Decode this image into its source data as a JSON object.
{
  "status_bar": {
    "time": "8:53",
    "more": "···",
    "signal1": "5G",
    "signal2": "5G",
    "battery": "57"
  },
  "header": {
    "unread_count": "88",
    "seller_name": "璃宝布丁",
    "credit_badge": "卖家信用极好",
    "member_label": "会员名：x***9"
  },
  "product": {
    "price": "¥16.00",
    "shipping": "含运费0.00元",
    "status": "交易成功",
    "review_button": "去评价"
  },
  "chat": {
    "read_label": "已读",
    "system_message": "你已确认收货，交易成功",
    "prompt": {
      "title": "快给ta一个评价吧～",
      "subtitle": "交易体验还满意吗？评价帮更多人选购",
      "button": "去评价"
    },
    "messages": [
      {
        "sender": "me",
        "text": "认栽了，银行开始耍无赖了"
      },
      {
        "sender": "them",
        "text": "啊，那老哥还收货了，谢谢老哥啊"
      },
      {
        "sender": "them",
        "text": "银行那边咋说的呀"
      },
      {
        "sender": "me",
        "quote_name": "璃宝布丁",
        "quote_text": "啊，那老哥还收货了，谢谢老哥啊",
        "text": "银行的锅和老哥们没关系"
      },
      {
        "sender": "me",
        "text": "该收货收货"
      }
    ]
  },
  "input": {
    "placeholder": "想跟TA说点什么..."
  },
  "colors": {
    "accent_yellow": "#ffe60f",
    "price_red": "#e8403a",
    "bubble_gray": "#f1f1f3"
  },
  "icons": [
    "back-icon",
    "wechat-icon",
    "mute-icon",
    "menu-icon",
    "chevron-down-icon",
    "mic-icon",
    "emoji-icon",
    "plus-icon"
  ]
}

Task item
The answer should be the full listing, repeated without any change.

Problem solution
Decode this image into its source data as a JSON object.
{
  "status_bar": {
    "time": "8:53",
    "more": "···",
    "signal1": "5G",
    "signal2": "5G",
    "battery": "57"
  },
  "header": {
    "unread_count": "88",
    "seller_name": "璃宝布丁",
    "credit_badge": "卖家信用极好",
    "member_label": "会员名：x***9"
  },
  "product": {
    "price": "¥16.00",
    "shipping": "含运费0.00元",
    "status": "交易成功",
    "review_button": "去评价"
  },
  "chat": {
    "read_label": "已读",
    "system_message": "你已确认收货，交易成功",
    "prompt": {
      "title": "快给ta一个评价吧～",
      "subtitle": "交易体验还满意吗？评价帮更多人选购",
      "button": "去评价"
    },
    "messages": [
      {
        "sender": "me",
        "text": "认栽了，银行开始耍无赖了"
      },
      {
        "sender": "them",
        "text": "啊，那老哥还收货了，谢谢老哥啊"
      },
      {
        "sender": "them",
        "text": "银行那边咋说的呀"
      },
      {
        "sender": "me",
        "quote_name": "璃宝布丁",
        "quote_text": "啊，那老哥还收货了，谢谢老哥啊",
        "text": "银行的锅和老哥们没关系"
      },
      {
        "sender": "me",
        "text": "该收货收货"
      }
    ]
  },
  "input": {
    "placeholder": "想跟TA说点什么..."
  },
  "colors": {
    "accent_yellow": "#ffe60f",
    "price_red": "#e8403a",
    "bubble_gray": "#f1f1f3"
  },
  "icons": [
    "back-icon",
    "wechat-icon",
    "mute-icon",
    "menu-icon",
    "chevron-down-icon",
    "mic-icon",
    "emoji-icon",
    "plus-icon"
  ]
}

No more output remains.